Obstacles to commercial production of hydrogen gas from biomass previously included the high cost of the processes used and the relatively low quantity of the end product.
But Zhang says he thinks he has found the answers to those problems.
For seven years, Zhang’s team has been focused on finding non-traditional ways to produce high-yield hydrogen at low cost, specifically researching enzyme combinations, discovering novel enzymes, and engineering enzymes with desirable properties.
The team liberates the high-purity hydrogen under mild reaction conditions at 122 degrees and normal atmospheric pressure. The biocatalysts used to release the hydrogen are a group of enzymes artificially isolated from different microorganisms that thrive at extreme temperatures, some of which could grow at around the boiling point of water.
The researchers chose to use xylose, which comprises as much as 30 percent of plant cell walls. Despite its abundance, the use of xylose for releasing hydrogen has been limited. The natural or engineered microorganisms that most scientists use in their experiments cannot produce hydrogen in high yield because these microorganisms grow and reproduce instead of splitting water molecules to yield pure hydrogen.
To liberate the hydrogen, Virginia Tech scientists separated a number of enzymes from their native microorganisms to create a customized enzyme cocktail that does not occur in nature. The enzymes, when combined with xylose and a polyphosphate, liberate the unprecedentedly high volume of hydrogen from xylose, resulting in the production of about three times as much hydrogen as other hydrogen-producing microorganisms.

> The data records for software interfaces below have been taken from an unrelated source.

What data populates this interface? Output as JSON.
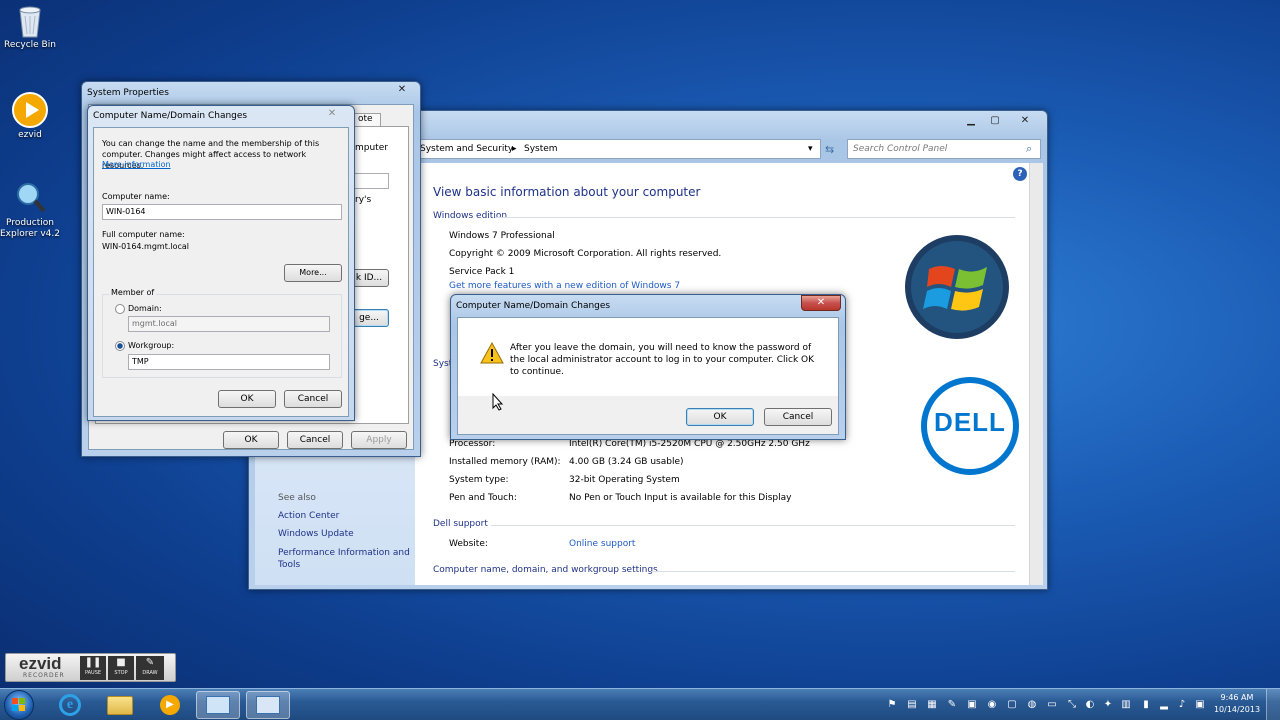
{
  "desktop": {
    "icons": [
      {
        "label": "Recycle Bin"
      },
      {
        "label": "ezvid"
      },
      {
        "label": "Production Explorer v4.2"
      }
    ]
  },
  "ezvid_bar": {
    "logo_top": "ezvid",
    "logo_bottom": "RECORDER",
    "pause": "PAUSE",
    "stop": "STOP",
    "draw": "DRAW"
  },
  "control_panel": {
    "breadcrumb_1": "System and Security",
    "breadcrumb_2": "System",
    "search_placeholder": "Search Control Panel",
    "title": "View basic information about your computer",
    "windows_edition": {
      "heading": "Windows edition",
      "edition": "Windows 7 Professional",
      "copyright": "Copyright © 2009 Microsoft Corporation.  All rights reserved.",
      "service_pack": "Service Pack 1",
      "more_features": "Get more features with a new edition of Windows 7"
    },
    "system_heading_partial": "Syst",
    "processor_label": "Processor:",
    "processor_value": "Intel(R) Core(TM) i5-2520M CPU @ 2.50GHz   2.50 GHz",
    "memory_label": "Installed memory (RAM):",
    "memory_value": "4.00 GB (3.24 GB usable)",
    "system_type_label": "System type:",
    "system_type_value": "32-bit Operating System",
    "pen_label": "Pen and Touch:",
    "pen_value": "No Pen or Touch Input is available for this Display",
    "dell_support": {
      "heading": "Dell support",
      "website_label": "Website:",
      "website_value": "Online support"
    },
    "computer_name_heading": "Computer name, domain, and workgroup settings",
    "see_also": {
      "heading": "See also",
      "items": [
        "Action Center",
        "Windows Update",
        "Performance Information and Tools"
      ]
    },
    "dell_logo": "DELL"
  },
  "system_properties": {
    "title": "System Properties",
    "partial_tab": "ote",
    "partial_text_1": "mputer",
    "partial_text_2": "ry's",
    "partial_btn_1": "k ID...",
    "partial_btn_2": "ge...",
    "ok": "OK",
    "cancel": "Cancel",
    "apply": "Apply"
  },
  "name_changes": {
    "title": "Computer Name/Domain Changes",
    "intro": "You can change the name and the membership of this computer. Changes might affect access to network resources.",
    "more_info": "More information",
    "computer_name_label": "Computer name:",
    "computer_name_value": "WIN-0164",
    "full_name_label": "Full computer name:",
    "full_name_value": "WIN-0164.mgmt.local",
    "more_button": "More...",
    "member_of": "Member of",
    "domain_label": "Domain:",
    "domain_value": "mgmt.local",
    "workgroup_label": "Workgroup:",
    "workgroup_value": "TMP",
    "ok": "OK",
    "cancel": "Cancel"
  },
  "alert": {
    "title": "Computer Name/Domain Changes",
    "message": "After you leave the domain, you will need to know the password of the local administrator account to log in to your computer. Click OK to continue.",
    "ok": "OK",
    "cancel": "Cancel"
  },
  "taskbar": {
    "time": "9:46 AM",
    "date": "10/14/2013"
  }
}
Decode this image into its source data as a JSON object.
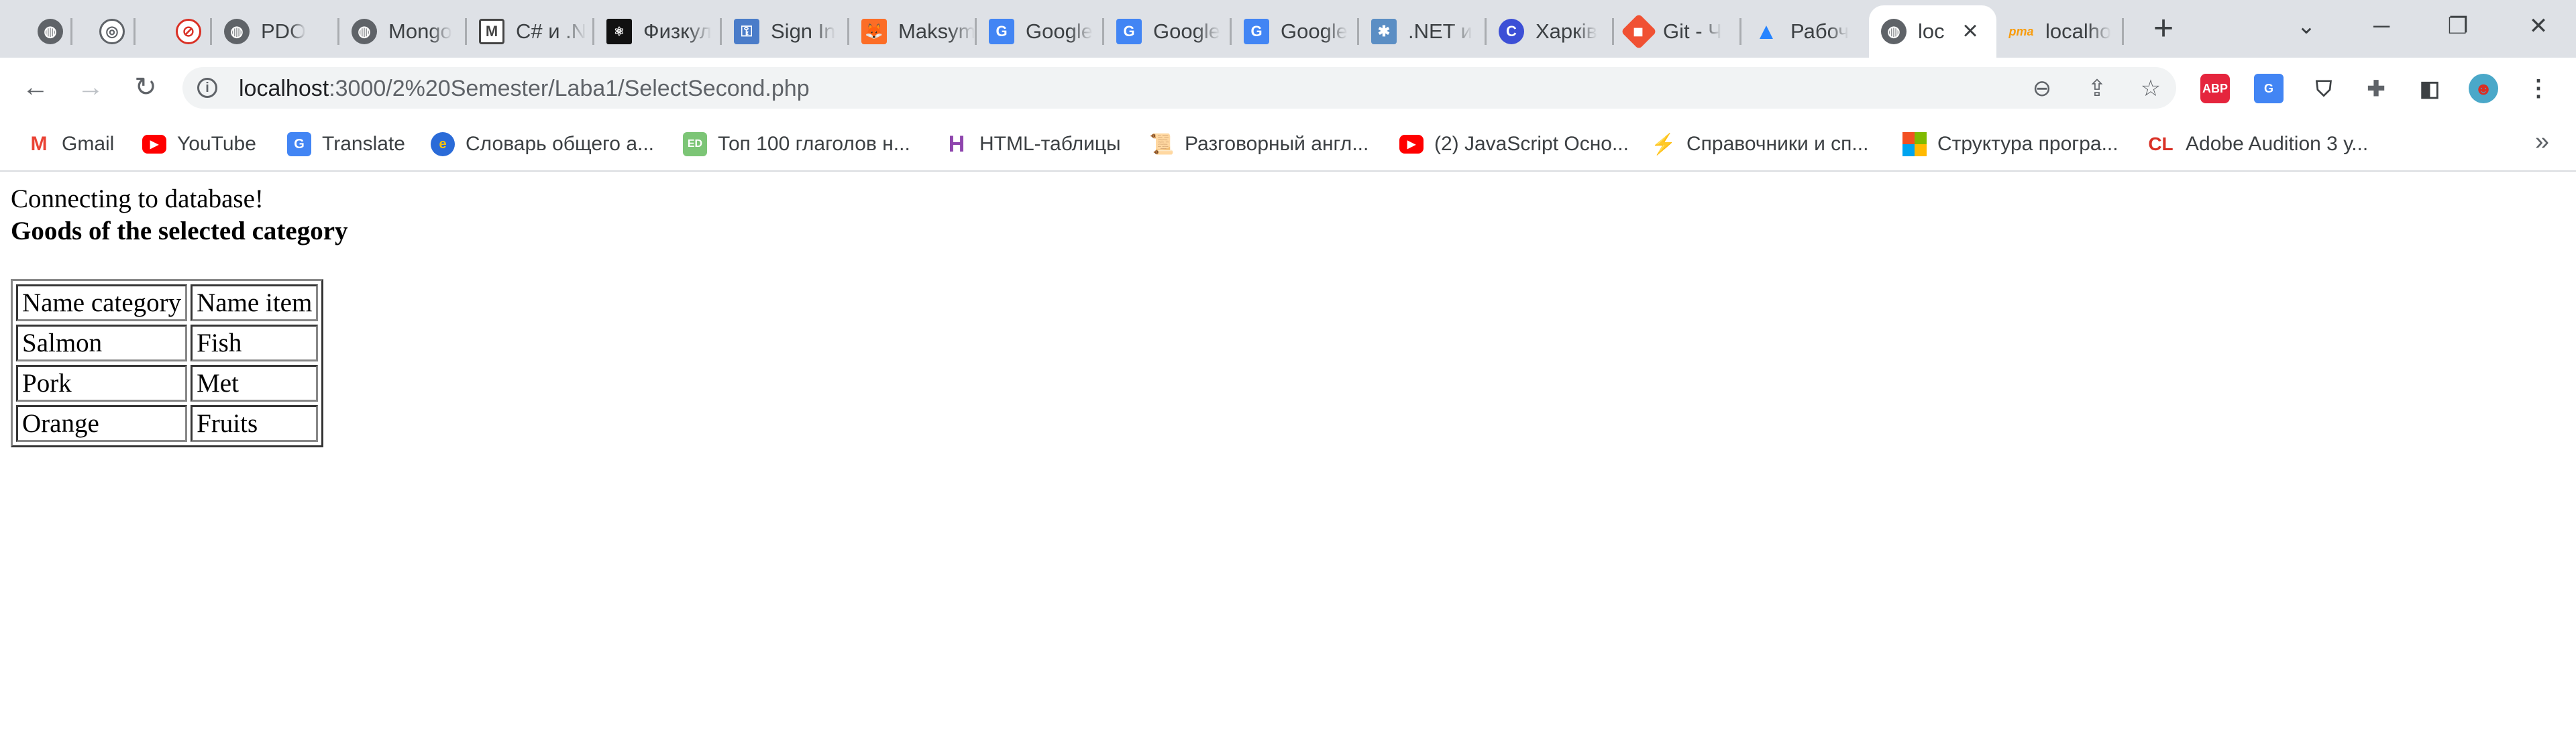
{
  "tabs": [
    {
      "title": "",
      "icon": "globe-icon"
    },
    {
      "title": "",
      "icon": "globe-outline-icon"
    },
    {
      "title": "",
      "icon": "opera-red-icon"
    },
    {
      "title": "PDO",
      "icon": "globe-icon"
    },
    {
      "title": "Mongo",
      "icon": "globe-icon"
    },
    {
      "title": "C# и .N",
      "icon": "gmail-m-icon"
    },
    {
      "title": "Физкул",
      "icon": "physics-icon"
    },
    {
      "title": "Sign In",
      "icon": "key-icon"
    },
    {
      "title": "Maksym",
      "icon": "gitlab-icon"
    },
    {
      "title": "Google",
      "icon": "google-translate-icon"
    },
    {
      "title": "Google",
      "icon": "google-translate-icon"
    },
    {
      "title": "Google",
      "icon": "google-translate-icon"
    },
    {
      "title": ".NET и",
      "icon": "dotnet-icon"
    },
    {
      "title": "Харків",
      "icon": "c-circle-icon"
    },
    {
      "title": "Git - Ч",
      "icon": "git-icon"
    },
    {
      "title": "Рабоч",
      "icon": "atlassian-icon"
    },
    {
      "title": "loc",
      "icon": "globe-icon",
      "active": true
    },
    {
      "title": "localho",
      "icon": "pma-icon"
    }
  ],
  "toolbar": {
    "url_host": "localhost",
    "url_path": ":3000/2%20Semester/Laba1/SelectSecond.php"
  },
  "extensions": {
    "abp": "ABP"
  },
  "bookmarks": [
    {
      "label": "Gmail",
      "icon": "gmail-icon"
    },
    {
      "label": "YouTube",
      "icon": "youtube-icon"
    },
    {
      "label": "Translate",
      "icon": "google-translate-icon"
    },
    {
      "label": "Словарь общего а...",
      "icon": "e-circle-icon"
    },
    {
      "label": "Топ 100 глаголов н...",
      "icon": "ed-icon"
    },
    {
      "label": "HTML-таблицы",
      "icon": "html-tables-icon"
    },
    {
      "label": "Разговорный англ...",
      "icon": "scroll-icon"
    },
    {
      "label": "(2) JavaScript Осно...",
      "icon": "youtube-icon"
    },
    {
      "label": "Справочники и сп...",
      "icon": "tower-icon"
    },
    {
      "label": "Структура програ...",
      "icon": "microsoft-icon"
    },
    {
      "label": "Adobe Audition 3 у...",
      "icon": "cl-icon"
    }
  ],
  "page": {
    "status": "Connecting to database!",
    "heading": "Goods of the selected category",
    "table": {
      "headers": [
        "Name category",
        "Name item"
      ],
      "rows": [
        [
          "Salmon",
          "Fish"
        ],
        [
          "Pork",
          "Met"
        ],
        [
          "Orange",
          "Fruits"
        ]
      ]
    }
  },
  "colors": {
    "tabstrip": "#dee1e6",
    "omnibox": "#f1f3f4",
    "youtube_red": "#ff0000",
    "abp_red": "#e5253d"
  }
}
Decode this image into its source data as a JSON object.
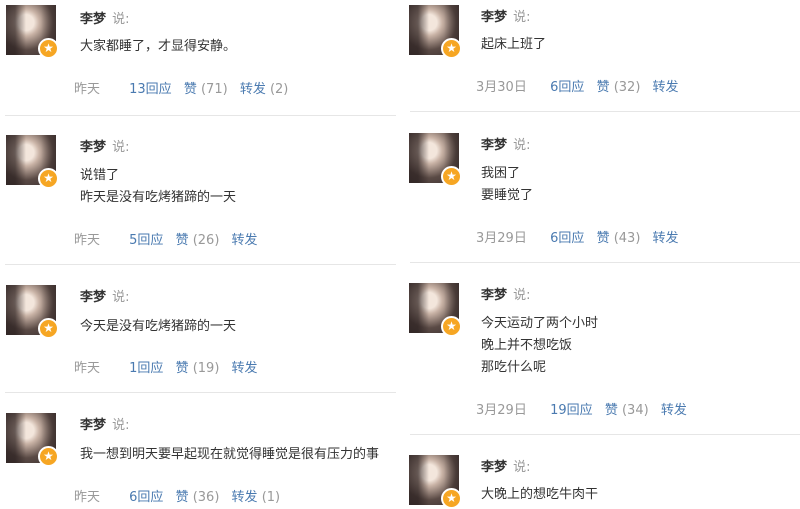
{
  "left_posts": [
    {
      "author": "李梦",
      "says": "说:",
      "lines": [
        "大家都睡了，才显得安静。"
      ],
      "time": "昨天",
      "replies": "13回应",
      "like": "赞",
      "like_count": "(71)",
      "forward": "转发",
      "forward_count": "(2)"
    },
    {
      "author": "李梦",
      "says": "说:",
      "lines": [
        "说错了",
        "昨天是没有吃烤猪蹄的一天"
      ],
      "time": "昨天",
      "replies": "5回应",
      "like": "赞",
      "like_count": "(26)",
      "forward": "转发",
      "forward_count": ""
    },
    {
      "author": "李梦",
      "says": "说:",
      "lines": [
        "今天是没有吃烤猪蹄的一天"
      ],
      "time": "昨天",
      "replies": "1回应",
      "like": "赞",
      "like_count": "(19)",
      "forward": "转发",
      "forward_count": ""
    },
    {
      "author": "李梦",
      "says": "说:",
      "lines": [
        "我一想到明天要早起现在就觉得睡觉是很有压力的事"
      ],
      "time": "昨天",
      "replies": "6回应",
      "like": "赞",
      "like_count": "(36)",
      "forward": "转发",
      "forward_count": "(1)"
    }
  ],
  "right_posts": [
    {
      "author": "李梦",
      "says": "说:",
      "lines": [
        "起床上班了"
      ],
      "time": "3月30日",
      "replies": "6回应",
      "like": "赞",
      "like_count": "(32)",
      "forward": "转发",
      "forward_count": ""
    },
    {
      "author": "李梦",
      "says": "说:",
      "lines": [
        "我困了",
        "要睡觉了"
      ],
      "time": "3月29日",
      "replies": "6回应",
      "like": "赞",
      "like_count": "(43)",
      "forward": "转发",
      "forward_count": ""
    },
    {
      "author": "李梦",
      "says": "说:",
      "lines": [
        "今天运动了两个小时",
        "晚上并不想吃饭",
        "那吃什么呢"
      ],
      "time": "3月29日",
      "replies": "19回应",
      "like": "赞",
      "like_count": "(34)",
      "forward": "转发",
      "forward_count": ""
    },
    {
      "author": "李梦",
      "says": "说:",
      "lines": [
        "大晚上的想吃牛肉干"
      ],
      "time": "",
      "replies": "",
      "like": "",
      "like_count": "",
      "forward": "",
      "forward_count": ""
    }
  ],
  "badge_icon": "star-badge-icon",
  "colors": {
    "link": "#4a7ab0",
    "muted": "#999999",
    "badge": "#f6a623",
    "divider": "#e6e6e6"
  }
}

The energy stored in xylose splits water molecules, yielding high-purity hydrogen that can be directly utilized by proton-exchange membrane fuel cells. Even more appealing, this reaction occurs at low temperatures, generating hydrogen energy that is greater than the chemical energy stored in xylose and the polyphosphate. This results in an energy efficiency of more than 100 percent — a net energy gain. That means that low-temperature waste heat can be used to produce high-quality chemical energy hydrogen for the first time. Other processes that convert sugar into biofuels such as ethanol and butanol always have energy efficiencies of less than 100 percent, resulting in an energy penalty.